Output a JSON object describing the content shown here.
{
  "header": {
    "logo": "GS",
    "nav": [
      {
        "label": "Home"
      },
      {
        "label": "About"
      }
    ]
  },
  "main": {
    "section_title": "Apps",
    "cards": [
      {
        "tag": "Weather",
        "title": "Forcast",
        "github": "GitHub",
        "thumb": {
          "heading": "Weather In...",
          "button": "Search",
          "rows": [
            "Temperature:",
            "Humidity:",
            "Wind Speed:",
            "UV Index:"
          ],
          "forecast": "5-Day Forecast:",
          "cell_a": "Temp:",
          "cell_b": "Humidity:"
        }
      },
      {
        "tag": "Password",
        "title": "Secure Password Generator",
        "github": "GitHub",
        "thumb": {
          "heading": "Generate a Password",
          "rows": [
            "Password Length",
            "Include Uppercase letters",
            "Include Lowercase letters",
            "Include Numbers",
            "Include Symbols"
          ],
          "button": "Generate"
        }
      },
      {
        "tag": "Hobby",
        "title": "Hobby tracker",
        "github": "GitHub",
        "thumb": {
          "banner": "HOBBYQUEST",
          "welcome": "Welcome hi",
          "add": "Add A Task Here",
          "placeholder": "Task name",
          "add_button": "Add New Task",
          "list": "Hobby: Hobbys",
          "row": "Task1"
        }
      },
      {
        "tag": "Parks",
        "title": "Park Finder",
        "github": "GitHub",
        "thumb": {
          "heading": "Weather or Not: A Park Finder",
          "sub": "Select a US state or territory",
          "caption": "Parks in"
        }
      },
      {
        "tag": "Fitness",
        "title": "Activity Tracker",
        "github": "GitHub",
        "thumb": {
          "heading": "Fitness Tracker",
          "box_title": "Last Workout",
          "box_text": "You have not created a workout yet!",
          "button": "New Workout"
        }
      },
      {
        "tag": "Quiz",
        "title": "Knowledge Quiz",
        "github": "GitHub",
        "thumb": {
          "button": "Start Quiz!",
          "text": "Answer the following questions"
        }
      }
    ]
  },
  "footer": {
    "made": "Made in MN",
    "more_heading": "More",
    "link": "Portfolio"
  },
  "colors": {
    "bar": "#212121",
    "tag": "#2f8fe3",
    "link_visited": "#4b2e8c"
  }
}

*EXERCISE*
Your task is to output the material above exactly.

*RESULT*
Output a JSON object describing the content shown here.
{
  "header": {
    "logo": "GS",
    "nav": [
      {
        "label": "Home"
      },
      {
        "label": "About"
      }
    ]
  },
  "main": {
    "section_title": "Apps",
    "cards": [
      {
        "tag": "Weather",
        "title": "Forcast",
        "github": "GitHub",
        "thumb": {
          "heading": "Weather In...",
          "button": "Search",
          "rows": [
            "Temperature:",
            "Humidity:",
            "Wind Speed:",
            "UV Index:"
          ],
          "forecast": "5-Day Forecast:",
          "cell_a": "Temp:",
          "cell_b": "Humidity:"
        }
      },
      {
        "tag": "Password",
        "title": "Secure Password Generator",
        "github": "GitHub",
        "thumb": {
          "heading": "Generate a Password",
          "rows": [
            "Password Length",
            "Include Uppercase letters",
            "Include Lowercase letters",
            "Include Numbers",
            "Include Symbols"
          ],
          "button": "Generate"
        }
      },
      {
        "tag": "Hobby",
        "title": "Hobby tracker",
        "github": "GitHub",
        "thumb": {
          "banner": "HOBBYQUEST",
          "welcome": "Welcome hi",
          "add": "Add A Task Here",
          "placeholder": "Task name",
          "add_button": "Add New Task",
          "list": "Hobby: Hobbys",
          "row": "Task1"
        }
      },
      {
        "tag": "Parks",
        "title": "Park Finder",
        "github": "GitHub",
        "thumb": {
          "heading": "Weather or Not: A Park Finder",
          "sub": "Select a US state or territory",
          "caption": "Parks in"
        }
      },
      {
        "tag": "Fitness",
        "title": "Activity Tracker",
        "github": "GitHub",
        "thumb": {
          "heading": "Fitness Tracker",
          "box_title": "Last Workout",
          "box_text": "You have not created a workout yet!",
          "button": "New Workout"
        }
      },
      {
        "tag": "Quiz",
        "title": "Knowledge Quiz",
        "github": "GitHub",
        "thumb": {
          "button": "Start Quiz!",
          "text": "Answer the following questions"
        }
      }
    ]
  },
  "footer": {
    "made": "Made in MN",
    "more_heading": "More",
    "link": "Portfolio"
  },
  "colors": {
    "bar": "#212121",
    "tag": "#2f8fe3",
    "link_visited": "#4b2e8c"
  }
}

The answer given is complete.